A few weeks ago, I detected that my passion for my work was starting to wane. Things were progressing one way, when I had hoped they’d take a slightly different path. I wasn’t as excited about HubSpot as I used to be. Once I noticed it, it was impossible for me to ignore.

I talked to friends and mentors about it and pretty much everyone said the same things: give it some time.

Maybe you haven’t hit your stride yet. But you’re learning so much! It’s normal to hit a slump after 6 months in a position. It looks fishy on a resume if you don’t stick with things.

In a bunch of different ways, they were all encouraging me to be durable about the situation.

And I listened. I talked to my managers and tried to keep an open mind. Maybe the only thing that needed to change was my mindset. I could learn to love it.

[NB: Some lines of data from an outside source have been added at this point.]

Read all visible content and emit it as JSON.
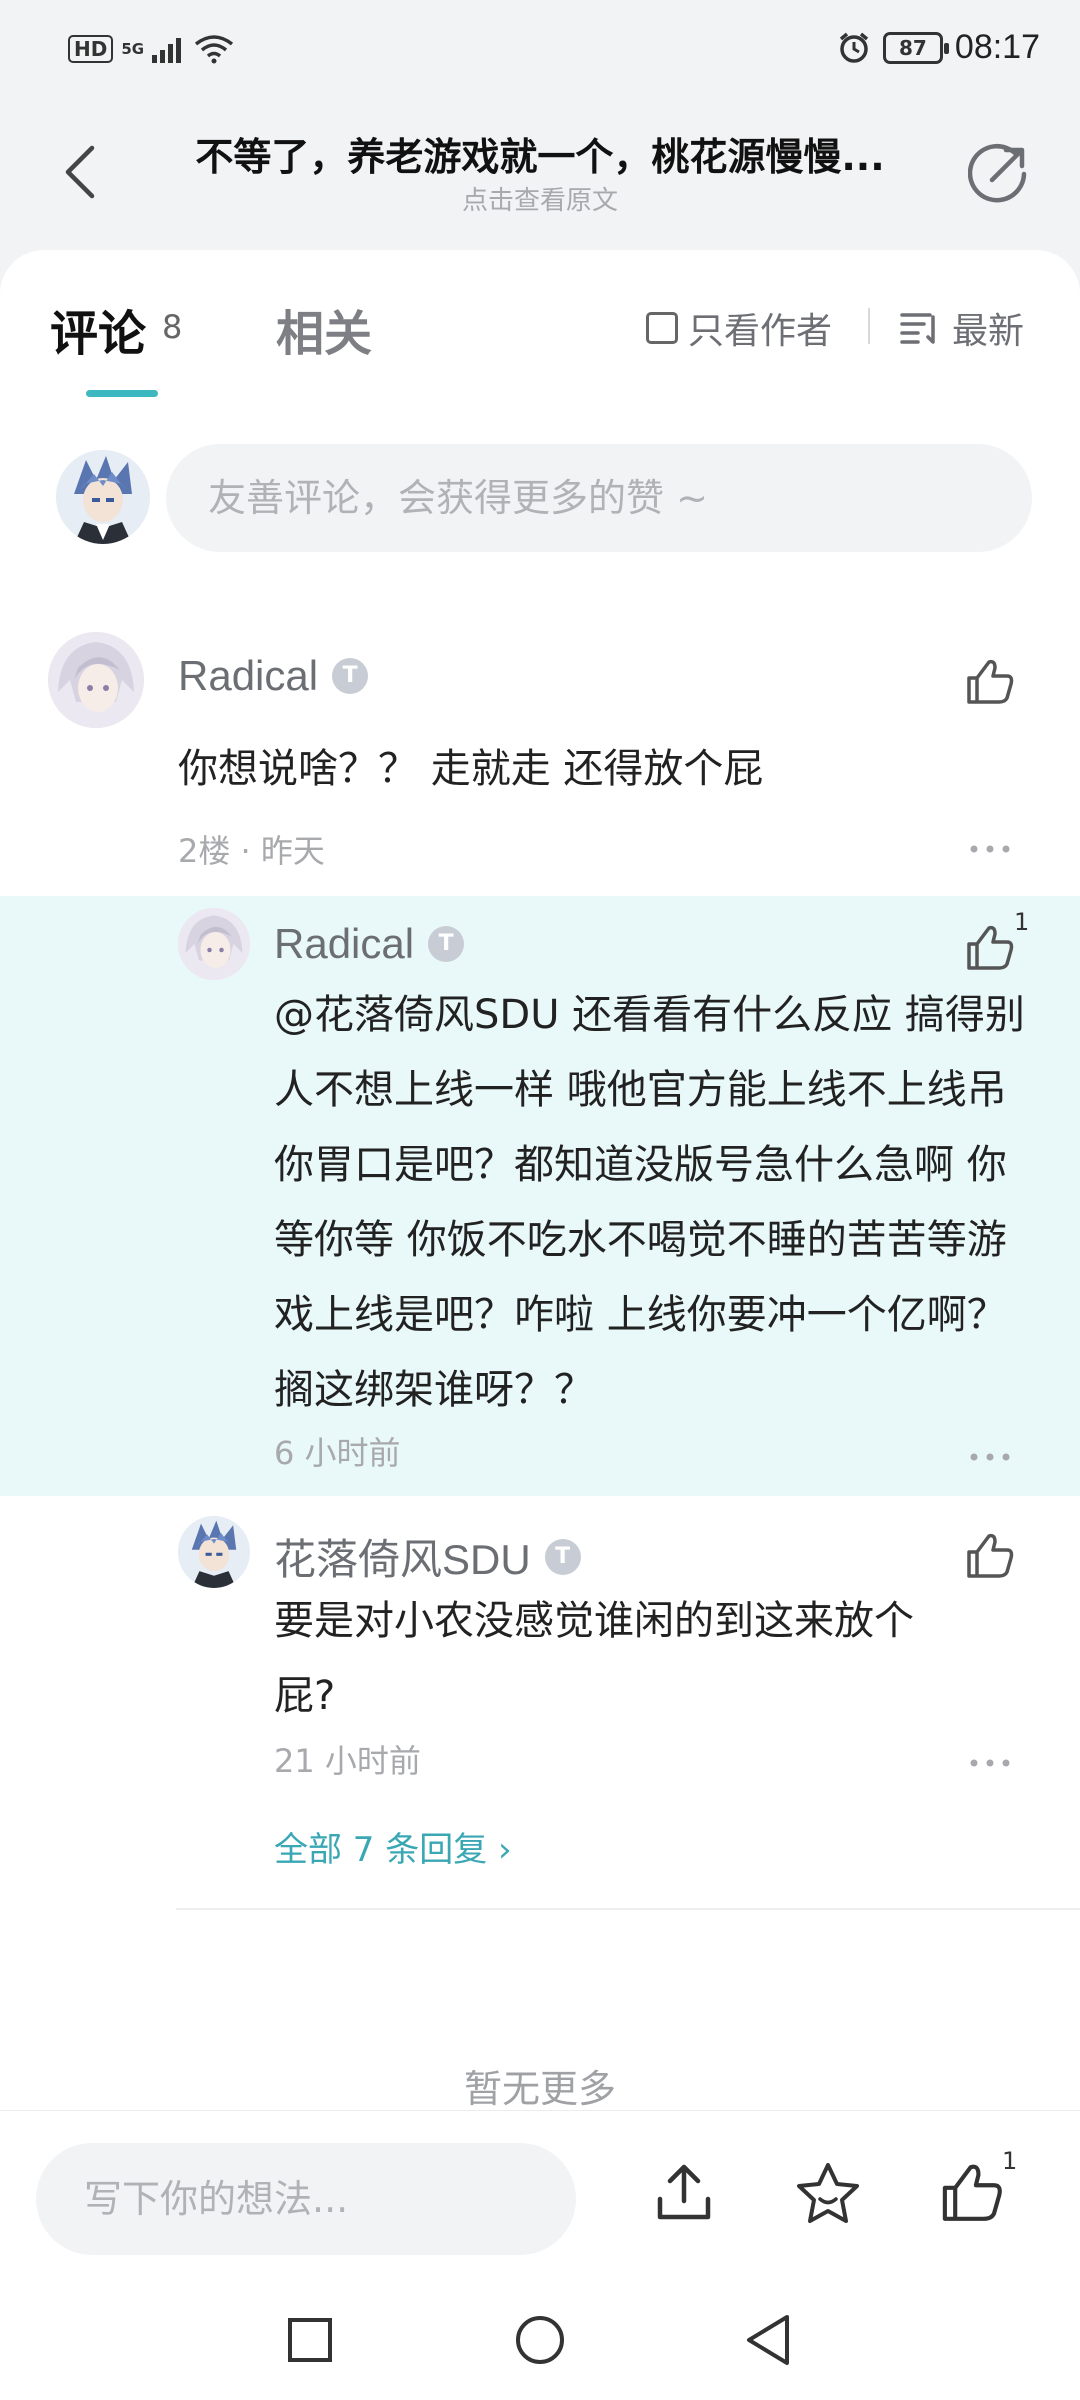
{
  "status_bar": {
    "hd": "HD",
    "network": "5G",
    "battery": "87",
    "time": "08:17"
  },
  "header": {
    "title": "不等了，养老游戏就一个，桃花源慢慢...",
    "subtitle": "点击查看原文"
  },
  "tabs": {
    "comments_label": "评论",
    "comments_count": "8",
    "related_label": "相关",
    "author_only_label": "只看作者",
    "sort_label": "最新"
  },
  "comment_box": {
    "placeholder": "友善评论，会获得更多的赞 ~"
  },
  "comment": {
    "username": "Radical",
    "badge": "T",
    "text": "你想说啥？？ 走就走 还得放个屁",
    "floor": "2楼 · 昨天"
  },
  "replies": [
    {
      "username": "Radical",
      "badge": "T",
      "text": "@花落倚风SDU  还看看有什么反应 搞得别人不想上线一样 哦他官方能上线不上线吊你胃口是吧？都知道没版号急什么急啊 你等你等 你饭不吃水不喝觉不睡的苦苦等游戏上线是吧？咋啦 上线你要冲一个亿啊？搁这绑架谁呀？？",
      "time": "6 小时前",
      "likes": "1"
    },
    {
      "username": "花落倚风SDU",
      "badge": "T",
      "text": "要是对小农没感觉谁闲的到这来放个屁?",
      "time": "21 小时前"
    }
  ],
  "all_replies_label": "全部 7 条回复 ›",
  "no_more": "暂无更多",
  "bottom_bar": {
    "placeholder": "写下你的想法...",
    "like_count": "1"
  },
  "colors": {
    "accent": "#3db7c0",
    "link": "#3aa7b4",
    "reply_highlight": "#e9f8f8"
  }
}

But a few weeks later, things still hadn’t fully clicked. Should I keep trying to just stick it out? A lot of people were telling me yes. But I’ve found it’s usually better to zig when all signs are telling me to zag.

So I talked to my managers and coworkers about it and was able to keep my career from slipping into something that required me to be durable.

Fortunately, I had chosen to work with really awesome people who care about my happiness and career growth, which made the transition very smooth.

Now, I feel reinvigorated about my work. My job is something I spend half of my waking life thinking about. I didn’t want to have to put up with it.

On the one hand, life is short and you shouldn’t waste it with a routine that doesn’t make you happy. But on the other hand, you don’t get to live in your ideal world all the time, and you need to be durable if you’re going to survive life’s ups and downs.

The first 20 years of our life, society teaches us to be durable, but it’s up to us to move on from here now and be choosy. Always remember your durability when they doesn’t work out, but be relentless in choosing the things that make you happy.

Hartley is a 20-something, full-stack web developer. Author of Marketing for Hackers and The Ultimate Guide to Web Scraping.